What’s the number one thing workers want at a job?
From London to Cape Town, and everywhere in between, what is it that all workers want and desire?
Organizational change expert Paul Meshanko says it’s respect. He found that across cultural divides, individuals perform at their highest level when treated well. And when an employee confronts disrespectful behavior, he or she shuts down. If they feel disrespected, they don’t give their attention, finest thinking and utmost effort.
“Treating each other with respect and dignity is powerful in the workplace,” says Meshanko, author of “The Respect Effect: Using the Science of Neuroleadership to Inspire a More Loyal and Productive Workplace.” (McGraw-Hill, 2013)
With science to support his arguments, Meshanko says a respectful attitude in the workplace is crucial for success as an employee, colleague and supervisor.
By the way that you treat others, you set the tone for relationships and you shape the perceptions that others will have about you.
“Ten years from now people aren’t going to remember the exact things you did, how late you worked or what you said at a staff meeting. What they will remember is how they felt when they were around you,” he adds.
Among the benefits of respect is trust, which leads to the perception of safety. When the outside environment is in flux from the economy, changing technology or competition, Meshanko says that trust among co-workers helps create a stability that will survive external pressures. The need to foster trust among colleagues is often understated. But it does require a culture change.
Meshanko emphasizes that respect does not mean always agreeing with others. In fact, respectful employees and organizations encourage healthy exchange of different ideas.
A respectful organization recognizes, embraces and celebrates differences. It actively seeks diversity, not just tolerates it. More importantly, it promotes equity, encourages dialogue and absolutely insists upon fairness and civility for all of its employees.
But employees at all levels can leave a legacy of respect. Meshanko offers 10 rules of workplace respect.
1. Be aware of your nonverbal and extra-verbal cues.
2. Develop curiosity about the perspective of others.
3. Assume that everyone is smart about something.
4. Become a better listener by shaking your “but.”

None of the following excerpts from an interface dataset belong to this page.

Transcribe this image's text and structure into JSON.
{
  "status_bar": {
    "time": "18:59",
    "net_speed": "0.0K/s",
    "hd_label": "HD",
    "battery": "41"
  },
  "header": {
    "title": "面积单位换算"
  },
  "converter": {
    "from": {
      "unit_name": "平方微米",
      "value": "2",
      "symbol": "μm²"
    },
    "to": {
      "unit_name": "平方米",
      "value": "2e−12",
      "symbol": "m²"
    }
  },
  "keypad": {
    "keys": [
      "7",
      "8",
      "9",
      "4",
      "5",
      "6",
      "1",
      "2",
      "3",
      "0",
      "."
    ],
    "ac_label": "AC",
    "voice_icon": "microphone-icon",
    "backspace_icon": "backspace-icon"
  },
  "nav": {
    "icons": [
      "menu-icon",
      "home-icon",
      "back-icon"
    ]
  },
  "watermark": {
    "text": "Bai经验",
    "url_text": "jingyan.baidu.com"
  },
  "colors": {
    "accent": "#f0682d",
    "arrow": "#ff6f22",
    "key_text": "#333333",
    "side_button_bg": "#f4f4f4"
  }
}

5. Look for opportunities to connect with and support others.
6. When you disagree, explain why.
7. Look for opportunities to grow, stretch and change.
8. Learn to be wrong on occasion.
9. Never hesitate to say you are sorry.
10. Intentionally engage others in ways that build their self-esteem.
© CTW Features